_Work request_
Your task is to copy every line of the entries that contains "name".

_Dataset records_
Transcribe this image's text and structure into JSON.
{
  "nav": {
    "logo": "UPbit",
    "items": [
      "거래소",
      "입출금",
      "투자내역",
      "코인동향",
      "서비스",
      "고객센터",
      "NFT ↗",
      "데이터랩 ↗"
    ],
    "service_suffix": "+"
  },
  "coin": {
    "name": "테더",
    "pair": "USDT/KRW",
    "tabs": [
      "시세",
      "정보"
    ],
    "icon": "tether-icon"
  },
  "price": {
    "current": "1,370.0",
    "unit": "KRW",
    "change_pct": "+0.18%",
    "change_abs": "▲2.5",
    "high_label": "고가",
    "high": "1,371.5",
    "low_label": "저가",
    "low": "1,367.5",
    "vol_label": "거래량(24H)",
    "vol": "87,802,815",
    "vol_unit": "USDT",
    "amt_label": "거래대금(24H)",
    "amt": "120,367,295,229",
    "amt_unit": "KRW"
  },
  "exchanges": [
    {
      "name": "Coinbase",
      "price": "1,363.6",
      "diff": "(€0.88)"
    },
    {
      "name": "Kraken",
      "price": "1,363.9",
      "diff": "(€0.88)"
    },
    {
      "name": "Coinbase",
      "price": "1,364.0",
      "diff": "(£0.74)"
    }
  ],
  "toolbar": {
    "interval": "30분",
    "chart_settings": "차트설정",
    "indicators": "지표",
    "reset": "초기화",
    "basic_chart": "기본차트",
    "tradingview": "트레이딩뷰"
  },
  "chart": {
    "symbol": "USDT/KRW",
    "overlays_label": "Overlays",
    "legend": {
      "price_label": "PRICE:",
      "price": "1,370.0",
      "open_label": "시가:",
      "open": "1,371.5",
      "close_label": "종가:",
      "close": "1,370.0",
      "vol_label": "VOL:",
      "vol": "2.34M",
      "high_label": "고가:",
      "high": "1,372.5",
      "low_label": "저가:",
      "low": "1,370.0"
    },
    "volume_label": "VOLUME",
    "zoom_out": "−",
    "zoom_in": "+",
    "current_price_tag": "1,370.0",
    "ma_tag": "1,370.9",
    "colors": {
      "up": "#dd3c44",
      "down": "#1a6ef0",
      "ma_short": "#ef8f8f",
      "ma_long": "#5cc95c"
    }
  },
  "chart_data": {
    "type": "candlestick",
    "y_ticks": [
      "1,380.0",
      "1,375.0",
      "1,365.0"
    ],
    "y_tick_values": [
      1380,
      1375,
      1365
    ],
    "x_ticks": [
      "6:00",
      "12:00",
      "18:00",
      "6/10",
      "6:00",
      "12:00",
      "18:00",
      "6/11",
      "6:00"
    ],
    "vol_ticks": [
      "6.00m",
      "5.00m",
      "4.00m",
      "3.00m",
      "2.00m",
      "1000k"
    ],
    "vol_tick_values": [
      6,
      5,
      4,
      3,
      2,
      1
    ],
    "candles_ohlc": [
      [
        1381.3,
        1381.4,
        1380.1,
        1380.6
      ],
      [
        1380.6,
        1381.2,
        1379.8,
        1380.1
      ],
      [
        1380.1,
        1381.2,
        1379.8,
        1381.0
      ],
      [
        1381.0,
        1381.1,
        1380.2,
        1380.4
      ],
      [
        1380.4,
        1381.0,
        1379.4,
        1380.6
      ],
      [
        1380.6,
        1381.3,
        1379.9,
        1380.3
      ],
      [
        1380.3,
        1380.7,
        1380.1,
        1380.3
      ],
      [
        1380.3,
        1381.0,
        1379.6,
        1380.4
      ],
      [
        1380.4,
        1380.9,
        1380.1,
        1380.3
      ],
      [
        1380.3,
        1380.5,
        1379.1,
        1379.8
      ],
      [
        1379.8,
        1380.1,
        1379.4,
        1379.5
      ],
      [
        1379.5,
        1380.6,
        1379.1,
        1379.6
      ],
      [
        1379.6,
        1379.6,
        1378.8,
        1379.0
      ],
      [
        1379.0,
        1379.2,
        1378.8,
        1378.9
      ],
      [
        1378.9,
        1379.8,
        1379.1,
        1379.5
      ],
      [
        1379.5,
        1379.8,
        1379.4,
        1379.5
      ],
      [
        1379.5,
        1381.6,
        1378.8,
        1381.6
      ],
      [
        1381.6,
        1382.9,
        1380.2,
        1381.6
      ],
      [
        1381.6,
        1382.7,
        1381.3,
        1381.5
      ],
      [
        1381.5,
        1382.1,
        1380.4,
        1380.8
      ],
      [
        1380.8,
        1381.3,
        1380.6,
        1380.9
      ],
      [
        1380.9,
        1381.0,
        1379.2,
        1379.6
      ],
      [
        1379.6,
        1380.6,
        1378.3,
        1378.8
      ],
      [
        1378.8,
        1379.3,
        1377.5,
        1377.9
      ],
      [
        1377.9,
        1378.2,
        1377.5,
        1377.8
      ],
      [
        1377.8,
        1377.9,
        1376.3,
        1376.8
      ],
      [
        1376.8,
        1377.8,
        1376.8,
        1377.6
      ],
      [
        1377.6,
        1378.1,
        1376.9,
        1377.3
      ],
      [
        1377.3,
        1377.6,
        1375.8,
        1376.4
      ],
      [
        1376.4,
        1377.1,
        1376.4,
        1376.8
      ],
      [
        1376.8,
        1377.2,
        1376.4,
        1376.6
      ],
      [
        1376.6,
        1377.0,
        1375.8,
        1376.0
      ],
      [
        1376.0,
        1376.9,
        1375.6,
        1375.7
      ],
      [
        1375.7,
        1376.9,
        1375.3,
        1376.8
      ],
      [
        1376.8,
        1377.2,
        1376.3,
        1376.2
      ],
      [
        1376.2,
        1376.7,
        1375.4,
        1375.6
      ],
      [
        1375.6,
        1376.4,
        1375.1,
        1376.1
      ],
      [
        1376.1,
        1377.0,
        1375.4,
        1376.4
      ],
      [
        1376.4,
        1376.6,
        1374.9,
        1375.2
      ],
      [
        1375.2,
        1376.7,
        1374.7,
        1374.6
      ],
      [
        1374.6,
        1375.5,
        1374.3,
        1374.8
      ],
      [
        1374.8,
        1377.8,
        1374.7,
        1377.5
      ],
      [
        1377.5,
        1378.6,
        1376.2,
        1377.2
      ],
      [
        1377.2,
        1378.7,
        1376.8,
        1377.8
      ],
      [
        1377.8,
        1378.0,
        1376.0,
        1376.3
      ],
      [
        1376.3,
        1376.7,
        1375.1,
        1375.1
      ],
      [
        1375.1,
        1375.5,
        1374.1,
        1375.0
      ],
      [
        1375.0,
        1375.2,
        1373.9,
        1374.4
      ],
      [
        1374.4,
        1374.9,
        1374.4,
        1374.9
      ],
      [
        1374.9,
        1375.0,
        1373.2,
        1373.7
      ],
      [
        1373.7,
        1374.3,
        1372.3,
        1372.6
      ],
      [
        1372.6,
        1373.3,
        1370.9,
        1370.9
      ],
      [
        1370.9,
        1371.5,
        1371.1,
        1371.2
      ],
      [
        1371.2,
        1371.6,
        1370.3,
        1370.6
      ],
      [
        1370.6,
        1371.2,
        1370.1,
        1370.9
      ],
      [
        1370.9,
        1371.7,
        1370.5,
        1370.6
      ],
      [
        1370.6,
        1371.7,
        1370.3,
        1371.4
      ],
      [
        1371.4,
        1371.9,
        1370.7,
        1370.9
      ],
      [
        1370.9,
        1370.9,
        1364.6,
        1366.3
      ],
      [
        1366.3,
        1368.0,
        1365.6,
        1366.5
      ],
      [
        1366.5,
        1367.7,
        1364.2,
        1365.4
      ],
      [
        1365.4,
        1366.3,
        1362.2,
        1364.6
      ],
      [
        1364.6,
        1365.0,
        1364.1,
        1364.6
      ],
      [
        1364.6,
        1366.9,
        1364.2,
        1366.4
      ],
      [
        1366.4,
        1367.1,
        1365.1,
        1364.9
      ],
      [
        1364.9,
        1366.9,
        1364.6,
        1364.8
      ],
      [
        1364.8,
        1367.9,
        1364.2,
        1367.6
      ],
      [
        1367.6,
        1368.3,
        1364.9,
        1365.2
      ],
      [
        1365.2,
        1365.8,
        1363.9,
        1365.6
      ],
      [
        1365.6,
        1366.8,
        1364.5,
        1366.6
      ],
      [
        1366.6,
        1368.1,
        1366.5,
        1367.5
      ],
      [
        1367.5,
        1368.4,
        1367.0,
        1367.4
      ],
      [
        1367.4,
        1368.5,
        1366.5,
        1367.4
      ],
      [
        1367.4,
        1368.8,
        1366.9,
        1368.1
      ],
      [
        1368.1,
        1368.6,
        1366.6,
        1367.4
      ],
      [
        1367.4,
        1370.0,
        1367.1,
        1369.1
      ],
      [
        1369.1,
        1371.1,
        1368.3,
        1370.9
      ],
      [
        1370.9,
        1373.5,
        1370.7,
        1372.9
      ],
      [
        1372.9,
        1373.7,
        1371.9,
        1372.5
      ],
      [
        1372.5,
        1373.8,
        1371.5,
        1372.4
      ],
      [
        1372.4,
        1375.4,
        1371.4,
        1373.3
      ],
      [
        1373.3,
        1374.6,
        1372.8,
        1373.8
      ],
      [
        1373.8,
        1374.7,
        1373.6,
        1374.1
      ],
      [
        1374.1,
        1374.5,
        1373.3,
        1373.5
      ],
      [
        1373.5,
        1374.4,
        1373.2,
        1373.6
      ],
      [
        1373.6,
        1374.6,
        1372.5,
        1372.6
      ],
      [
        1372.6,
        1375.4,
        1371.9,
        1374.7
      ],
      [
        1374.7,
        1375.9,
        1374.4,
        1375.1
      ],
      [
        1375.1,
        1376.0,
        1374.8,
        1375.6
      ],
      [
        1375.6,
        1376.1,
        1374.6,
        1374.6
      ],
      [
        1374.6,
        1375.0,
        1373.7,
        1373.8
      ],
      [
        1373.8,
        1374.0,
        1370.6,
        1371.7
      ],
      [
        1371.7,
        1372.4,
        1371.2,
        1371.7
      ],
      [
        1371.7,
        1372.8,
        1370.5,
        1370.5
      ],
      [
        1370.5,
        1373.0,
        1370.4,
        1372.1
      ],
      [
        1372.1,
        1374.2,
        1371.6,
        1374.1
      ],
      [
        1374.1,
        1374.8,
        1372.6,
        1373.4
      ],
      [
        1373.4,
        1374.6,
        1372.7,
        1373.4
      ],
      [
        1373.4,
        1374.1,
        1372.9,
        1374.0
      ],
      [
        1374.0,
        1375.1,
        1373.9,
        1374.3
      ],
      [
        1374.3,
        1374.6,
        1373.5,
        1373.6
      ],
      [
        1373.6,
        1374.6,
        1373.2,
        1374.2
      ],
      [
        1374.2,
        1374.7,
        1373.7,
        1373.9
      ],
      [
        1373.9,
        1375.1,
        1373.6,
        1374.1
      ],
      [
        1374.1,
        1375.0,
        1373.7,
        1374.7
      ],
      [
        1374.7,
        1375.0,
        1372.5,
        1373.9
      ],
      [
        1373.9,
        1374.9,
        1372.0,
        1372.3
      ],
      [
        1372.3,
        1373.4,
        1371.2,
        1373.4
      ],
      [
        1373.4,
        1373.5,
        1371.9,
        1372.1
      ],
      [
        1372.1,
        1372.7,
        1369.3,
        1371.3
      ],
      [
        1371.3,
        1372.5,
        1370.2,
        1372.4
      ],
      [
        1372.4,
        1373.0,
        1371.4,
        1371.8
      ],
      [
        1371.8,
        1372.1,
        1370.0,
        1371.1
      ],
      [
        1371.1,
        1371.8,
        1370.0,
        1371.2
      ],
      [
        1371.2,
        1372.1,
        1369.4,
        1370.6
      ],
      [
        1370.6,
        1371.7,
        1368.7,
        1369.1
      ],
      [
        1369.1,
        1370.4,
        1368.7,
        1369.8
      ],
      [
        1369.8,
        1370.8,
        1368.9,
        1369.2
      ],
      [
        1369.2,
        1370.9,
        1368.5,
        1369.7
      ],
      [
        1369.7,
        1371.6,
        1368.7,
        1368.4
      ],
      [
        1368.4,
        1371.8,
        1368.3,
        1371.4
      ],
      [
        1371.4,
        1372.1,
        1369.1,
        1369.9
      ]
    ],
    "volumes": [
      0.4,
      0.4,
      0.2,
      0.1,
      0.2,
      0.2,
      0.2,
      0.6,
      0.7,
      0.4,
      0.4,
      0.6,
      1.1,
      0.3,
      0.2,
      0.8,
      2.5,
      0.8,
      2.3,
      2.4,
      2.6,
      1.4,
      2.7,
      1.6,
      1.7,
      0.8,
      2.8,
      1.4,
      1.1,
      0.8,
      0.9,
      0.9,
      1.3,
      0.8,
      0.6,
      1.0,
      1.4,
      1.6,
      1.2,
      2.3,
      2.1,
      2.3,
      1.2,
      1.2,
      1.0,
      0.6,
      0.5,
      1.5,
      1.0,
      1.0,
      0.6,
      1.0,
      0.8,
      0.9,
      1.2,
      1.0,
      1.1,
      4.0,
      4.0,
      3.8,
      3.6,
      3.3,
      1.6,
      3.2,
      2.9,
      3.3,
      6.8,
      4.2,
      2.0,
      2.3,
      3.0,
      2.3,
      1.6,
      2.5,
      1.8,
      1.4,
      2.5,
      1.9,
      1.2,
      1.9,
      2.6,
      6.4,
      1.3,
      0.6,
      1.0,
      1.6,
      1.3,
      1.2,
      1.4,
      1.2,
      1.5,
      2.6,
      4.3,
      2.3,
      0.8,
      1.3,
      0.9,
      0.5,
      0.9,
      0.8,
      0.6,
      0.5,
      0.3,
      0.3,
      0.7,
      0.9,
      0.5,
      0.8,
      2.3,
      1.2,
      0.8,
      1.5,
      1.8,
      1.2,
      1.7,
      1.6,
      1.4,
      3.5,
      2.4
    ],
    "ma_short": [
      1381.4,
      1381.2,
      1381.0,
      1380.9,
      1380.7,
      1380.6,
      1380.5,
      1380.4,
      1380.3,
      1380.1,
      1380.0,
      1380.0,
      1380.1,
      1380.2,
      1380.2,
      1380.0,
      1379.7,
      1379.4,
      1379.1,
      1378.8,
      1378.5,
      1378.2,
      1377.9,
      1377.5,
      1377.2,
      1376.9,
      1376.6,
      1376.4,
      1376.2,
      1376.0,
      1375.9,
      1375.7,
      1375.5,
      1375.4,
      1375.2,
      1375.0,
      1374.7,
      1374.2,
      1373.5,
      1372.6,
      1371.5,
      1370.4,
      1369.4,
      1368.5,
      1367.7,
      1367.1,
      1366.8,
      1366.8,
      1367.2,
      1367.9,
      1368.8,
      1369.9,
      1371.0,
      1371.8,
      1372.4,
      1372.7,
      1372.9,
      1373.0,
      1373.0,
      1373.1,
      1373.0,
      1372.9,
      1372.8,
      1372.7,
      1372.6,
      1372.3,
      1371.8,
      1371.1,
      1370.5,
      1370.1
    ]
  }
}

_Completed task_
    "name": "테더",
      "name": "Coinbase",
      "name": "Kraken",
      "name": "Coinbase",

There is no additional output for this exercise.